The University of Connecticut’s honors program has grown significantly in the past several years, resulting in overcrowding in some courses.
The increase in honors enrollment began in Fall 2008 as part of an initiative by former UConn President Michael Hogan, said Jaclyn Chancey, who is the honors program assistant director for curriculum, assessment and planning. Overall, the program has increased by 738 students since Fall 2007, Chancey said.
“That initiative saw our first-year enrollments rise from approximately 300 honors students each year to approximately 425 each year,” Chancey said. “That target then increased to approximately 500 in Fall 2014 due to CT NextGeneration and the addition of 75 STEM Scholars.”
Chancey said this growth has not translated into larger class sizes, as the average capacity of an honors course during the 2014-15 year was 19.4 students, excluding independent studies, thesis writing or additional one-on-one courses.
Despite this small average, some departments experience difficulty when class registration begins. UConn chemistry professor William Bailey teaches an honors section of organic chemistry. Enrollment in his course has more than tripled since Fall 2007, rising from 28 students to 90 this spring.
His class is “capped” at 90, and Bailey said this makes it difficult for students to arrange their schedules and creates a different learning environment.
In smaller classes, “you learn more and it’s much better for the professor, too,” Bailey said. “It doesn’t matter to me if there are 400 students or 20, but it’s a very different experience.”
Chancey said that the honors program is constantly working to help departments pinpoint areas where additional honors sections are needed.
“Ultimately, all decisions about course scheduling are made by academic departments,” Chancey said. “This year saw additions in psychology and economics. There may be additions in introductory chemistry next year.”
Honors sections are still subject to similar constraints other courses are faced with, Chancey said, including shortages in classroom space, lab space and available instructors.
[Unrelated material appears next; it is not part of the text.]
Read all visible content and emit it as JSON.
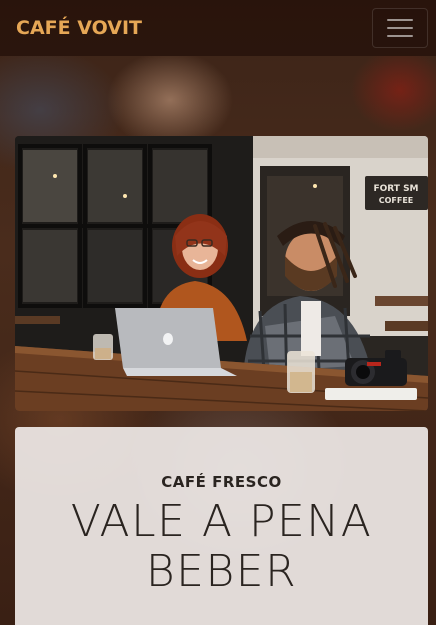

However, 97 percent of honors courses have 30 students or fewer, and Bailey’s organic chemistry course has 75 less students than the non-honors equivalent, Chancey said.
Sixth-semester PNB major Samantha Rosicke said that the most difficult problem she faces in the honors program is receiving honors conversions for upper-level PNB classes.
“I’ve had professors say they don’t do conversions for their class or that they only allow a small number of honors students to participate in an honors conversion event (like periodic discussions),” Rosicke said. “With a limited number of honors conversions available, it has been very stressful trying to make sure that I have enough honors credits to graduate with honors in my major.”
Other students said they find it challenging to fit certain courses into their schedules.
“I think that the real challenge is being able to fit in those specific honors sections into my schedule,” sixth-semester pathobiology and nutritional science double major Tulsi Mali said. “It is difficult to create a schedule with all the classes I need when there is only one honors section offered for a class.”
According to Chancey, the honors program has increased efforts to analyze the courses students will prefer to take as honors and communicate this information to departments to reduce the number of under enrolled sections.
“This has also helped us work with departments to identify areas where honors sections may be created most efficiently,” Chancey said.
Megan Krementowski is a campus correspondent for The Daily Campus. She can be reached via email at email@example.com.